Curating Content To Support Learning About Humanity's Transition

This content was posted on  13 Jul 20  by   GameB Collection  on  Reddit Community
A narrow and broad point on Jim Rutt Show Ep 64 (Colin Wright on The


In the episode, u/jimrutt talks to a Quillette guy (etc) about binary biological sex as an ontological fact.

As good faith disclosure, similar to the prior episode with Men’s Rights (ish?) guy Jack Murphy, I have a reflexive distaste for two straight white men, paragons of majoritarian power in our society, pontificating on issues connected to harm of marginalized groups who do not share that status.

That said, in the spirit of Rule Omega, I want to offer 2 thoughts after much reflection: one narrow, specific to the issue at hand, and one broad, related to meta-sensemaking divergences of this sort.


My overall reaction to this particular discussion:

Why are these fellas so fervently invested in the ontological certainty of binary “biological sex”? It strikes me as a strange fixation.

Why die on, or even defend, this hill?

The whole issue seems to be petty semantic / taxonomic hairsplitting, which is why I suspect ulterior motivation.

The issue per se hardly seems to warrant the impassioned testimony of two adults secure in their cherished manhood.

Narrow point: why not sex as spectrum?

  1. Both men are fine with the concept of gender identity as a spectrum
  2. Self-identified trans folks make up roughly 0.3%-0.4% of that spectrum
  3. Intersex folks seem to make up a similar % of the population (referring to the table of intersex conditions, not the 1.7% figure)
  4. Why does this not make ‘biological sex’ at least as much of an empirical spectrum as gender identity?

Further: What scientific truth or utility is lost in making this simple, subtle allowance?

I don’t see any claims that this spectrum is a uniform distribution (surely is more of a barbell, like “gender”). But it is a distribution, at least on the same order of magnitude as gender identity, no?

If instead “biological sex” is simply determined by “primary sex organs” (testes / ovaries), then “True Hermaphroditism” is apparently 2 orders of magnitude less prevalent than all intersex conditions (.001%) , yet still more prevalent than albinism. Do we also write albinism to zero?

Anyway, as mentioned I’m fundamentally uninterested in this particular debate other than as an entree into a broader exploration of sensemaking divergences.

Broader point: why this battle? On sensemaking divergences

There is of course Arnold Kling’s eminently useful “3 languages“, which elucidate so much of typical communication breakdowns between even good-faith debaters across political tongues.

Here, there is an obvious clash between:

  • progressives, who’s prime imperative is to protect against oppression of the at-risk group (trans, nonbinary, intersex)
  • and conservative-libertarians (on this matter) who see the primary imperative as either defending science (aka western enlightenment’s civilization) or academic/professional freedom.

I believe this subsumes the whole of the prior issue.

But I will add my own (progressive) principle, the Platinum Rule, which is:
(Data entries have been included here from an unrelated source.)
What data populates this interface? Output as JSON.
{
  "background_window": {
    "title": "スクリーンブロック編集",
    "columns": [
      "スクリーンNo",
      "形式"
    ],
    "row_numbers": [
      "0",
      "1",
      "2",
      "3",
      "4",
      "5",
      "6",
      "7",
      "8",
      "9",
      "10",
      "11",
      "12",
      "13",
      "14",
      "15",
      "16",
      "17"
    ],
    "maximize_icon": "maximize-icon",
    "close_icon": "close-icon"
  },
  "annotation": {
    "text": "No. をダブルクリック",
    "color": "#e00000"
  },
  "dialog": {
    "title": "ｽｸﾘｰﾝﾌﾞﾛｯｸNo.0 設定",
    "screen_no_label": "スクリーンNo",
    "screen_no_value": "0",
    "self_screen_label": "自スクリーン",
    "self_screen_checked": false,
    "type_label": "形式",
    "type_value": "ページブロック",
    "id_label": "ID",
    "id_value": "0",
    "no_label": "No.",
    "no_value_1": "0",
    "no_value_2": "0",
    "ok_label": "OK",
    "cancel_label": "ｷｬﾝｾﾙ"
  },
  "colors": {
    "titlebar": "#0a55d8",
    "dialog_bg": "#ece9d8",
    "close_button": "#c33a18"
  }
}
As a moral policy, empowered groups should to defer to disempowered groups on marginal issues, especially when there is no harm in doing so, but doing otherwise might perpetuate harm, marginalization, etc.

And let me sketch one potential logic of the progressive tongue on this issue that might accord with the podcast speakers:

  1. Yes, science is the foremost empirical apparatus we have to understand ourselves & the world. It is not infallible, but is mostly, eventually self-correcting.
  2. However, as these self-corrections play out, the intervening consensus is typically infused with the biases and power dynamics of the larger society. (As Jim mentions, let’s read our Kuhn)
  3. On the subject of biological sex, perhaps this fact and the marginal ambiguities mentioned above are grounds for some intellectual humility around the strictly binary conception of sex, which are entangled with an ethical imperative to protect the implicit at-risk group.

#3 Stated simpler:

Maybe we have more to learn about the complexity of biology, even if a “Newtonian physics” of binary sex seems perfectly valid, productive & sufficient today.

Or maybe not: maybe the binary sex model is ontologically correct. But maybe we owe it to those humans who definitely exist outside of that model to make a space for them in it, to mitigate harm they already face from marginalization & de-legitimization of their existence. Why not?

Post Script

I’d be interested in u/jimrutt and his guest’s response to both the narrow & broad point, but particularly the broad point.

In the episode they do discuss how biology is not destiny, so I would guess that they don’t believe a (scientifically useful) model of dichotomous biological sex as a concept should or does cause harm. My reply would be: but it might, & what is the harm in simply allowing for some complexity here? Libs might outlaw penises?

Also interested in any other Game B’er thoughts here.

submitted by /u/3m3t_
[link] [comments]

Tagged with :

Scroll to Top